Agatha Christie set the bar. As I write, it’s one I gaze upon from below with admiration, longing, and very occasionally a glimmer of recognition. I think of Jane Marple as a kind of Great Aunt to my own series character, Faith Fairchild. Jane Marple was—and remains—the quintessential female sleuth, relying on her own intuition and keen powers of observation as the basic tools for detection. She, and Dame Agatha, would scorn the current use of the Internet to ferret out information, having no need for Google. Instead, Miss Marple displays an uncanny ability to make connections between apparently disparate individuals and events, past and present. Human beings are much of a type, as are the situations in which they find themselves. The classic village mystery, of which Christie’s Murder at the Vicarage may be the best example, is the genre into which my series falls. However, I do not limit the locale to a place like St. Mary Mead or in my case, Aleford, Massachusetts, a fictitious Boston suburb. I’ve broadened the definition to include New York City; Lyon, France; Cambridge, Massachusetts; and locales in Maine, Vermont, and Norway. What motivates individuals to commit murder, knows no borders. The kinds of communication that exist in a village exist in a city, a country. Miss Marple with her bird watching binoculars or sudden need to weed her garden becomes transformed into someone looking into apartment windows across an airshaft or the individual who spies a moving van, stuffs newspapers into a trash bag, and heads for the curb gleaning clues about the new occupants from the furniture.

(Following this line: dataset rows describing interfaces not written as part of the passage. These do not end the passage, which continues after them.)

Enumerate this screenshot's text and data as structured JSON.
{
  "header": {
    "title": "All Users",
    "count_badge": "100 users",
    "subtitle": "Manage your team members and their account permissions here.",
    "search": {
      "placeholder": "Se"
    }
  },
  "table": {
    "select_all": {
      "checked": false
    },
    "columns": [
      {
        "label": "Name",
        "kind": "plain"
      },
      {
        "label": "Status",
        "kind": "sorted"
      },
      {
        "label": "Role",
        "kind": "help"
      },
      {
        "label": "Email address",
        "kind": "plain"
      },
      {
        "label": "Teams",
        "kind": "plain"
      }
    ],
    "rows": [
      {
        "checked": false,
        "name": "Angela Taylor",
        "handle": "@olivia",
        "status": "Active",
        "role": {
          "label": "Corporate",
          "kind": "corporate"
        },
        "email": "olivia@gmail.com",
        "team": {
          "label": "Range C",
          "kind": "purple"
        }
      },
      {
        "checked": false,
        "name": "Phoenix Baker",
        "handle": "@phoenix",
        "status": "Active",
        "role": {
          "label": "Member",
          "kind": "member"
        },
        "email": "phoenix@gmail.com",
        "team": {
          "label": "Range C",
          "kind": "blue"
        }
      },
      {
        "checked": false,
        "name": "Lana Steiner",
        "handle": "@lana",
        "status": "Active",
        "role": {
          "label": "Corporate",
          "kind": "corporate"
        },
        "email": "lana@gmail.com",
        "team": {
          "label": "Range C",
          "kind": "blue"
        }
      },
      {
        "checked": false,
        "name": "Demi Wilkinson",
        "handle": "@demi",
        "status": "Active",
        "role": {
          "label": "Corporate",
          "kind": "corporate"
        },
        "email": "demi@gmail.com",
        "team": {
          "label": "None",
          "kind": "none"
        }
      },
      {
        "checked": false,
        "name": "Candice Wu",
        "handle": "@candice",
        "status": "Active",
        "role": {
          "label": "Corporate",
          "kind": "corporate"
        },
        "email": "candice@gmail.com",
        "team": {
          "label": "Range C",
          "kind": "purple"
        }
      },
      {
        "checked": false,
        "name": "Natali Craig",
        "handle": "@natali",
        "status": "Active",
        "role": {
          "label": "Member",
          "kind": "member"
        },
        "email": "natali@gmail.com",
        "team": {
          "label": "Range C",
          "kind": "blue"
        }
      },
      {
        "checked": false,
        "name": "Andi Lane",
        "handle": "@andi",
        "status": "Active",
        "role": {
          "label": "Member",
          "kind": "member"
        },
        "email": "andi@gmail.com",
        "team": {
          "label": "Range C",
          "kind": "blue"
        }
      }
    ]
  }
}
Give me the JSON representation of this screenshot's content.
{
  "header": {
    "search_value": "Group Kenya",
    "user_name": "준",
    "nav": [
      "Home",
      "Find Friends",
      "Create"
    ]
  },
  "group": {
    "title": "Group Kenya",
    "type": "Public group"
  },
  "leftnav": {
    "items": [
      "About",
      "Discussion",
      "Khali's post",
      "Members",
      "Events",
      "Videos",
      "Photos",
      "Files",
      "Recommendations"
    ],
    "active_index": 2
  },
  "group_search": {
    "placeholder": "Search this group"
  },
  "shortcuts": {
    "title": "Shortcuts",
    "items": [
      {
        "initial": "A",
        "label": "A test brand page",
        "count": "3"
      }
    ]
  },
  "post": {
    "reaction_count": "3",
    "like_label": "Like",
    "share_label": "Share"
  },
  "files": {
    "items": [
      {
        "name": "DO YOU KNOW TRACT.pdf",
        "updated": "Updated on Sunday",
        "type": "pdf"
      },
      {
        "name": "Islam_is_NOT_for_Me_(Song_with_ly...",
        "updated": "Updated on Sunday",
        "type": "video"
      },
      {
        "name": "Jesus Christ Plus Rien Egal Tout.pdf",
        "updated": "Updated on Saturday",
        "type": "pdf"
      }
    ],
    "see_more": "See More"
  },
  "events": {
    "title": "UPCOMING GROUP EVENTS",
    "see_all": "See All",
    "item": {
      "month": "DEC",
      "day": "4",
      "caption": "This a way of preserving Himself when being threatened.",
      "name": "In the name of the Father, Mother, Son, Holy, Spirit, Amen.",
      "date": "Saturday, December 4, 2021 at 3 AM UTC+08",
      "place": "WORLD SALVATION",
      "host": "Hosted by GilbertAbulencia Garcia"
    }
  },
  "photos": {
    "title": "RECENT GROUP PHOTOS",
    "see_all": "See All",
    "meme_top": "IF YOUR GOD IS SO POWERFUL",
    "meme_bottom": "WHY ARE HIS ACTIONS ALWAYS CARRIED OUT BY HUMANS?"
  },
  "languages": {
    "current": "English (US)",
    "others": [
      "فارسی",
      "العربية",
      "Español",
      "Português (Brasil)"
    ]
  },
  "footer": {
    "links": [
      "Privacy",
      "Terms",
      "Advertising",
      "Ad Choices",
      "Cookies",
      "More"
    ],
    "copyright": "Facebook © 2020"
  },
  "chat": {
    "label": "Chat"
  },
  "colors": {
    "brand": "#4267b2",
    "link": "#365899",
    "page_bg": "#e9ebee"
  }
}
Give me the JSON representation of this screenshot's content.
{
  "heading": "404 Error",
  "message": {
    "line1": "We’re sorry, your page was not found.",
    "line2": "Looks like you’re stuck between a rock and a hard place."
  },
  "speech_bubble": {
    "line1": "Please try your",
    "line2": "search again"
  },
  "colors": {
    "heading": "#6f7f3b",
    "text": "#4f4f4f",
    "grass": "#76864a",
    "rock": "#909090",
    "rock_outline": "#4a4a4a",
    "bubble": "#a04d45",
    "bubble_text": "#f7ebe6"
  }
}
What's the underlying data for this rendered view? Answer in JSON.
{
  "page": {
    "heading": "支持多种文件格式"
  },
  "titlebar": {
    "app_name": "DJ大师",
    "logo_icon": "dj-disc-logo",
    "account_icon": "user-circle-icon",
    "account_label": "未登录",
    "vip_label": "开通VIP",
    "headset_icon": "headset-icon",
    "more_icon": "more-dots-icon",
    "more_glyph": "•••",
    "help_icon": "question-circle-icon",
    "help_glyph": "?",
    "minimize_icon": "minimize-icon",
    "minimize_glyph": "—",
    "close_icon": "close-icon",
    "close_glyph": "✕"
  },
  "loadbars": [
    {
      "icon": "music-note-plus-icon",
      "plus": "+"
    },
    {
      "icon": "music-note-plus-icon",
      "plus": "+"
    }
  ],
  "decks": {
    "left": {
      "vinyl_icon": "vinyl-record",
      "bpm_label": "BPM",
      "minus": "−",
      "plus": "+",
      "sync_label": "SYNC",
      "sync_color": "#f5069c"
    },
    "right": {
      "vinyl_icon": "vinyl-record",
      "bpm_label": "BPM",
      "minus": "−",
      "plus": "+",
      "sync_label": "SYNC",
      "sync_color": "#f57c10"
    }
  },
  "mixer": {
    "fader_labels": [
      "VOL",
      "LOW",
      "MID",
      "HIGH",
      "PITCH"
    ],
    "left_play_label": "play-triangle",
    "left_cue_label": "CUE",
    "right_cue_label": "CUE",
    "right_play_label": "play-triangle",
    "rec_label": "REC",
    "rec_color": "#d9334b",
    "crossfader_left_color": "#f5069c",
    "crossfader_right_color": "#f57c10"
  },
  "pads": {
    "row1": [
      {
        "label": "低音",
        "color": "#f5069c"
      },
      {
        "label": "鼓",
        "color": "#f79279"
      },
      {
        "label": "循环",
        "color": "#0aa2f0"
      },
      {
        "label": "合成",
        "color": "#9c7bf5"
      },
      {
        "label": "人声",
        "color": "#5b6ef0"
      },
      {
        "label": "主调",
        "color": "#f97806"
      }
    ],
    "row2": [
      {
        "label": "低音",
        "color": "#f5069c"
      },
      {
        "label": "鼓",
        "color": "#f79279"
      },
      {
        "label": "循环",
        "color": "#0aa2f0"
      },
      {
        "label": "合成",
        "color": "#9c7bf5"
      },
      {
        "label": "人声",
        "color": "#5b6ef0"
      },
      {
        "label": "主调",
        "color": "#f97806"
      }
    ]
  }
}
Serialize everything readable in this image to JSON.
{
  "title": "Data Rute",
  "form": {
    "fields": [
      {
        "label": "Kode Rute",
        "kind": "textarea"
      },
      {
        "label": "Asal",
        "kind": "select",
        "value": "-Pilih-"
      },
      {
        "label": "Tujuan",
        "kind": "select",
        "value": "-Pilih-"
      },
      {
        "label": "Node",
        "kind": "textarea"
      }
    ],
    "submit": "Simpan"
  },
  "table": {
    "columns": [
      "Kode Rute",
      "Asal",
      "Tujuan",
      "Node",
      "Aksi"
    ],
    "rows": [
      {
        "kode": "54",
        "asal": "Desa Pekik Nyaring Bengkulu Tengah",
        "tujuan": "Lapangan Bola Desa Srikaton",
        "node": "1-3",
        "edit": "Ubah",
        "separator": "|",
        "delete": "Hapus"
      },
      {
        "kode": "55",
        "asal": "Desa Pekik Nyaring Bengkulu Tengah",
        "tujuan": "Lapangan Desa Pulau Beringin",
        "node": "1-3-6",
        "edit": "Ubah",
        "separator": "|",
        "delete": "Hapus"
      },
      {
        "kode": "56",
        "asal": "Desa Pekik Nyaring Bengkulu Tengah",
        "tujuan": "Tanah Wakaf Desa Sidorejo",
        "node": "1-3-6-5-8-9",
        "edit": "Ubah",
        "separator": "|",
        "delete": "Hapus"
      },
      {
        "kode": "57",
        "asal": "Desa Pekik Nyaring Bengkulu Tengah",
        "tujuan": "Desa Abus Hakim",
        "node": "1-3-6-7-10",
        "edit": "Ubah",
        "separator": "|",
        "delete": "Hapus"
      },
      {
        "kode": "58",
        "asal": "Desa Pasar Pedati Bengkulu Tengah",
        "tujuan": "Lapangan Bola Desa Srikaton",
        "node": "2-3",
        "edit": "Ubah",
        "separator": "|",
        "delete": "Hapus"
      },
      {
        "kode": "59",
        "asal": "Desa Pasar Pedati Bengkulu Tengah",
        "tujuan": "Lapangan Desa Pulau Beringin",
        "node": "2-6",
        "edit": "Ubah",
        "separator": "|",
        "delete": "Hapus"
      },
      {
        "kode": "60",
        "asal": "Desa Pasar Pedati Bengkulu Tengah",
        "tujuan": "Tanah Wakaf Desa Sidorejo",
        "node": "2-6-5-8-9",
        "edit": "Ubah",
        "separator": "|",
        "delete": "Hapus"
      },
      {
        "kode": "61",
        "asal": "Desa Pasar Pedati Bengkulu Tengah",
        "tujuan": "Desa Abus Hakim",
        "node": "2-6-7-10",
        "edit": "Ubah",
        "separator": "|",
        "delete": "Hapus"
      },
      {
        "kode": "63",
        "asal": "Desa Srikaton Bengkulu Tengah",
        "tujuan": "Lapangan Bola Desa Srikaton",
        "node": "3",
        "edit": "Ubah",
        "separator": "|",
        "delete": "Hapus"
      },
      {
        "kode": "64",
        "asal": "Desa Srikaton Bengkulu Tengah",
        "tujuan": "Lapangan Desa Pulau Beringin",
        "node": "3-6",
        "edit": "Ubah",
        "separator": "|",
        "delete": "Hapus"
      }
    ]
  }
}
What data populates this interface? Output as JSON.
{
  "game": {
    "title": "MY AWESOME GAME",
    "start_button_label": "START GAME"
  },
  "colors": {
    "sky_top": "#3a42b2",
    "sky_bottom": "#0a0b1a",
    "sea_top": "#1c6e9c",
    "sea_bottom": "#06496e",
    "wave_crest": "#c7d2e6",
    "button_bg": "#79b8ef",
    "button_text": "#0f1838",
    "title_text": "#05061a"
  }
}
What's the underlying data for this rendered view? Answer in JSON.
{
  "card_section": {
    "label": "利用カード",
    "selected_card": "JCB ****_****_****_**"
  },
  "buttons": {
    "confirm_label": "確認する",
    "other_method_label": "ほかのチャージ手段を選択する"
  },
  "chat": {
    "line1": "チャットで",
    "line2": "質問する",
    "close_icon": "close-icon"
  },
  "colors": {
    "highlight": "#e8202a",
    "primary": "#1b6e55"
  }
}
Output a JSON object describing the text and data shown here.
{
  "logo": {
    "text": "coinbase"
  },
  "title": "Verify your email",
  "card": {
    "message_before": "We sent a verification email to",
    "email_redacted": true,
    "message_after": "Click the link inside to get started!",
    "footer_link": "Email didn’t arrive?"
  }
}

It all comes down to a passionate interest in people. Miss Marple’s self-described “hobby” is “studying people, human nature if you will.” I think of my sleuth as someone who metaphorically takes a stick and pokes beneath the surface of a pond to find out what’s underneath, someone who wants to know what’s behind an individual’s public face and explore any disparities. It is in this space, the gap between what seems and what is, that true terror lurks. The good neighbor who waters your plants and feeds your cat while you’re away may, in fact, be a serial killer with fifty bodies buried in the backyard.
Bodies! Miss Marple’s friend Mrs. Bantry appeals for help saying, “You’re so good at bodies!” All my titles start with, “The Body in…” With the current one, number twenty-three, The Body in the Wardrobe I hope I’ve become “good at bodies” too.
The Body in the Wardrobe is the 23rd in Katherine Hall Page’s Faith Fairchild series and her 30th book overall. She has published for middle grade and YA readers as well as a collection of short stories, Small Plates (2014), and a series cookbook, Have Faith in your Kitchen (Orchises Press). She has been awarded Agathas for Best First, Best Novel, and Best SS and also was nominated for additional Agathas, an Edgar, Macavity, Mary Higgins Clark and the Maine Writers & Publishers Alliance Literary Award for Crime Fiction. She is the recipient of Malice Domestic 28th’s Lifetime Achievement Award. She lives in Maine and Massachusetts.